The problems with the screens are many, but I have some solutions too:
1) they're white. Australian houses are commonly screened with black/ dark grey/ charcoal screens on windows and doors: they are easier to see through and it they absorb some light. We're living with the white screens, but one day we'll replace them (we can disassemble them and do this ourselves). . 
2) in a strong wind they will bellow out, the blinds will too. It a strong wind you can't use them!
3) the screen and blind snap together (great), but it is difficult to line them up to snap them both in at the same time and not get a gap at one end. My solution? Put the blind all the way up, then attach the screen with hands at either end of the blind (don't bother pushing at the clips), then use the middle release to slide the blind and screen to the desired position. 
4) little insects come through the screen. But, a screen with smaller holes would allow less air movement and bellow out more. Solution? We got some mosquito chasing gizmos that plug into a USB port (they take pads) and I'm trialling treating the screens (every 6 months, I think) with permethrin (that's what mozzie nets for sleeping under are treated with). 
5) insects get caught and squished it the rolled up blind/screen. Solution? A bit of extra cleaning (sorry!), unfortunately they'll stain sometimes (another negative on white screens).  If the insects get between the screen and the fixed part of the sliding window and get squished there you won't be able to get at them the clean then off. Yuck!

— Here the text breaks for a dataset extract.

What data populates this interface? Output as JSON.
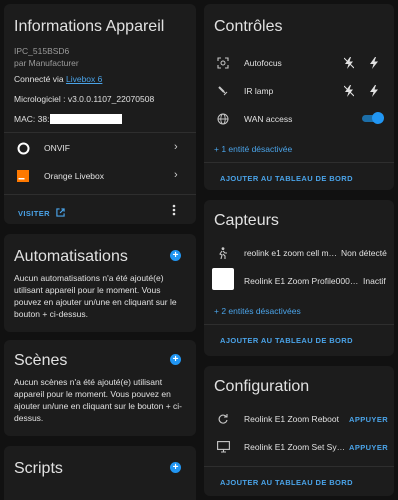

In this photo, with a piece magnified (one of 5 swish marks from a predecessor), you can see a moth at the top that we'll have to chase off before we close the screen, which might mean going outside with a broom. If we don't chase it it'll get squished like its predecessor and leave a trail of squish marks at the same point on the roll, each roll, as the predecessor did. Sometimes when closing up at night you just don't see them. 

Finally, if you are installing a double pane window and it has a small hole be sure to put a grommet in the hole (or tape it). Our sliding window has 2 holes in each panel but came to us with one grommet missing. A fly crawled in, couldn't find its way out again, and now we have a dead fly in there forever more! So, that hole is taped now. 

No comments:

Post a Comment